Items from an interface collection
---------------

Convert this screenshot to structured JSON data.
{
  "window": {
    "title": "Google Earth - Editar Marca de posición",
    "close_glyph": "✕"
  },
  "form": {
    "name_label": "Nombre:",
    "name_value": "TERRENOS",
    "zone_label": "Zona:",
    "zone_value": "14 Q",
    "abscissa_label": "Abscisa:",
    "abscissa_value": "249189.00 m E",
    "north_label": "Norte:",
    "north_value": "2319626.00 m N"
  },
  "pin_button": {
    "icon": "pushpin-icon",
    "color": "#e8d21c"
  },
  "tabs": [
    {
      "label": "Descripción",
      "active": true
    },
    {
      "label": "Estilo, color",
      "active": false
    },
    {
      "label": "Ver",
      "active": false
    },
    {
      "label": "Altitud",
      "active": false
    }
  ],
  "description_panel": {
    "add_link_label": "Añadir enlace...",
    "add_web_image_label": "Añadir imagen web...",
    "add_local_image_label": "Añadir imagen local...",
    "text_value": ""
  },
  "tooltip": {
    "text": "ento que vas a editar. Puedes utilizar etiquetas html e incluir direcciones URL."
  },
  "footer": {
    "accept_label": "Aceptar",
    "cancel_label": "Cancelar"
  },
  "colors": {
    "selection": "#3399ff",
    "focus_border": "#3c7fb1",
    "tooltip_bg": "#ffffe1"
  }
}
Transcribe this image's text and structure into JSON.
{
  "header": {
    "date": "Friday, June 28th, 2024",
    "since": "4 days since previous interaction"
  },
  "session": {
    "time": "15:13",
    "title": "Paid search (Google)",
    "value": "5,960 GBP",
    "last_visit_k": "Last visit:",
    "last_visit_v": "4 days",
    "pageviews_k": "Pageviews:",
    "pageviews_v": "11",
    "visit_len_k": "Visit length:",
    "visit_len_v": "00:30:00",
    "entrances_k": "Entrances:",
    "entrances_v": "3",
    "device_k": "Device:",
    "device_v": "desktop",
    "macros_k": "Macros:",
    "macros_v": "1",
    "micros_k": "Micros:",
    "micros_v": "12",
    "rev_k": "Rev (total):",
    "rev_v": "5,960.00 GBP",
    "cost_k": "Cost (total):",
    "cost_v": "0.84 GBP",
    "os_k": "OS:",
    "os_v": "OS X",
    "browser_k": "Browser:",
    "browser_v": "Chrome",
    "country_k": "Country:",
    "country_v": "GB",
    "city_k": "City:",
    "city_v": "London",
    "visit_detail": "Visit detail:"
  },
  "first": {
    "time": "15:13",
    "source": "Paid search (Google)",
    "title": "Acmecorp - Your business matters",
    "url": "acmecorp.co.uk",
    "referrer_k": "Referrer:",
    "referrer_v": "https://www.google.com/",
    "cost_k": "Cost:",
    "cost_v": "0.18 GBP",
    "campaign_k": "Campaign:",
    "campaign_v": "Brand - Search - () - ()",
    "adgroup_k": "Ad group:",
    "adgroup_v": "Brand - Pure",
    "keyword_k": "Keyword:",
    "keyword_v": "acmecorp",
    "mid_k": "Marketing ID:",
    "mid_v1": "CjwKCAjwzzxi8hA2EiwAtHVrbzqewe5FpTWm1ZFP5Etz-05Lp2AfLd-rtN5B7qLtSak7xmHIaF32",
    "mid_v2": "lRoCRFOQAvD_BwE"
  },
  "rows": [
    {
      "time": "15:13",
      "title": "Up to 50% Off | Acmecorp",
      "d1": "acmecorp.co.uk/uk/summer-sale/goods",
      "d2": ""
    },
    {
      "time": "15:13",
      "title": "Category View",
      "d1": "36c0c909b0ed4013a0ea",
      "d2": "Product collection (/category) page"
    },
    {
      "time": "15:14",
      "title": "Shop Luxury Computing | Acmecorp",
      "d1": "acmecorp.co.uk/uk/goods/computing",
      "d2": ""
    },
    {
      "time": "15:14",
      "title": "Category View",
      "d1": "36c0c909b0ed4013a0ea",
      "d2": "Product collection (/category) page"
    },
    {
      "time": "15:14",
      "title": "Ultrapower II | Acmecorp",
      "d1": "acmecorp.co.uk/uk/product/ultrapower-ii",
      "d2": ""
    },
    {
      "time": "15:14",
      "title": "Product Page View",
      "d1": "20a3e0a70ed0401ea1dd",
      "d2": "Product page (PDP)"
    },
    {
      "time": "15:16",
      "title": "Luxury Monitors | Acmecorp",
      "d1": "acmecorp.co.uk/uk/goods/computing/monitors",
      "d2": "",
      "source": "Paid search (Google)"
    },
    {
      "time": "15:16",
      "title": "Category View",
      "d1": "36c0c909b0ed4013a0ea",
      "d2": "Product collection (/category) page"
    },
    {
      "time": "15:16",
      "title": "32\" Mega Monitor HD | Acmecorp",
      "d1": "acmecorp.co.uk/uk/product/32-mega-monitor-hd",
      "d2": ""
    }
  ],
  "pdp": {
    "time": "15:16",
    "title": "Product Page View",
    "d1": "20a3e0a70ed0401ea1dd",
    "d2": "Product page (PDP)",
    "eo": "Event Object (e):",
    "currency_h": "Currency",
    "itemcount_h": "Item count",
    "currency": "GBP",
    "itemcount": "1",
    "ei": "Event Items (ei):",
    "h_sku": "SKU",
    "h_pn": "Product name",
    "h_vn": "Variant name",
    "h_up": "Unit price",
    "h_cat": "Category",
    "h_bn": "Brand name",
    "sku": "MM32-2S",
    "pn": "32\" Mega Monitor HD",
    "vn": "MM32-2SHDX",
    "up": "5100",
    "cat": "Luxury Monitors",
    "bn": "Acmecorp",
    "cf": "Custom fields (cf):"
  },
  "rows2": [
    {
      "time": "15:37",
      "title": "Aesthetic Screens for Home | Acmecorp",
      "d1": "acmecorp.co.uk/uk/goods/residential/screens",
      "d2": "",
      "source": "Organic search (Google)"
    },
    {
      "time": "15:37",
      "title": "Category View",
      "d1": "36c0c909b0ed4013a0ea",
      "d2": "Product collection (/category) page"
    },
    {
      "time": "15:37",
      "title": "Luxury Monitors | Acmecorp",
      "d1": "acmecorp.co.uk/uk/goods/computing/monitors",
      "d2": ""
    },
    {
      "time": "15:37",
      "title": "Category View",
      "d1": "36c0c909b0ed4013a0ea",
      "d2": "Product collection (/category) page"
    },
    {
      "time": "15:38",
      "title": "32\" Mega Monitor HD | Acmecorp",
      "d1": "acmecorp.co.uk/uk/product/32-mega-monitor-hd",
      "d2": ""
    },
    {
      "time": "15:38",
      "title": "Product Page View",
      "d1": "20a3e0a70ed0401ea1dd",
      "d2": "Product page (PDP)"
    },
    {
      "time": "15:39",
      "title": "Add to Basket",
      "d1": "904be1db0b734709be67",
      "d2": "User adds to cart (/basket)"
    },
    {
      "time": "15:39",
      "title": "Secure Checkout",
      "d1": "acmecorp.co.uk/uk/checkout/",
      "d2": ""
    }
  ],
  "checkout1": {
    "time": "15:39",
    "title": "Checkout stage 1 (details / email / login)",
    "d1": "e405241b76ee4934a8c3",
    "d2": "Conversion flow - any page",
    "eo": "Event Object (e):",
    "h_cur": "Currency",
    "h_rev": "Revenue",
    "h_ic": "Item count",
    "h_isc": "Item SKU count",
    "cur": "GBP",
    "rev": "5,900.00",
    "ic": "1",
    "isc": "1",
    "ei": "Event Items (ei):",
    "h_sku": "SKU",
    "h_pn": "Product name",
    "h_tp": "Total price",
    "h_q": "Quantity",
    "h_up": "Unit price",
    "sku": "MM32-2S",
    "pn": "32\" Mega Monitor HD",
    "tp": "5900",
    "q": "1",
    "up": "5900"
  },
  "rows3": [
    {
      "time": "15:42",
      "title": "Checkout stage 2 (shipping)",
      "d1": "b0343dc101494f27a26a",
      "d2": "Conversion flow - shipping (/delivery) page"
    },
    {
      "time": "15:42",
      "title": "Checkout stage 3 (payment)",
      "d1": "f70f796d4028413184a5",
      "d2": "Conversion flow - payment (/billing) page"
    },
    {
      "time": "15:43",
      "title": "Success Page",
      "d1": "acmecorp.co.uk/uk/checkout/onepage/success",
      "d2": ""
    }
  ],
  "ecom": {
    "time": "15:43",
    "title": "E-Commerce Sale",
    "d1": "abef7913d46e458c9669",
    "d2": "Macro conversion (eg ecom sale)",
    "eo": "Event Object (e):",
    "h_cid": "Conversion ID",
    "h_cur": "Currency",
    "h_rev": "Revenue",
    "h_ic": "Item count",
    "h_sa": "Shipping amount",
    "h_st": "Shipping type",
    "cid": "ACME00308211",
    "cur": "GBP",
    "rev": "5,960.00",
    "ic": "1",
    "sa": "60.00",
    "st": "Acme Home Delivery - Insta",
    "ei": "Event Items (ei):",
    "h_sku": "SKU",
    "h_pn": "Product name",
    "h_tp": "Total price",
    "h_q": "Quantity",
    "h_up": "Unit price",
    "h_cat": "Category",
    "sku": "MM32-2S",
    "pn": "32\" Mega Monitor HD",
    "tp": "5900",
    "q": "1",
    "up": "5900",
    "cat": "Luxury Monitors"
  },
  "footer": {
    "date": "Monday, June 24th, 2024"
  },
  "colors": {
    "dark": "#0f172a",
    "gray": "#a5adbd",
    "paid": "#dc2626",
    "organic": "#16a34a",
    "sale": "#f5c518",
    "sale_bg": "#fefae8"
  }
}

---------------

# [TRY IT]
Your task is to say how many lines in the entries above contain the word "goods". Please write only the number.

# [RESULT OF THIS TASK]
5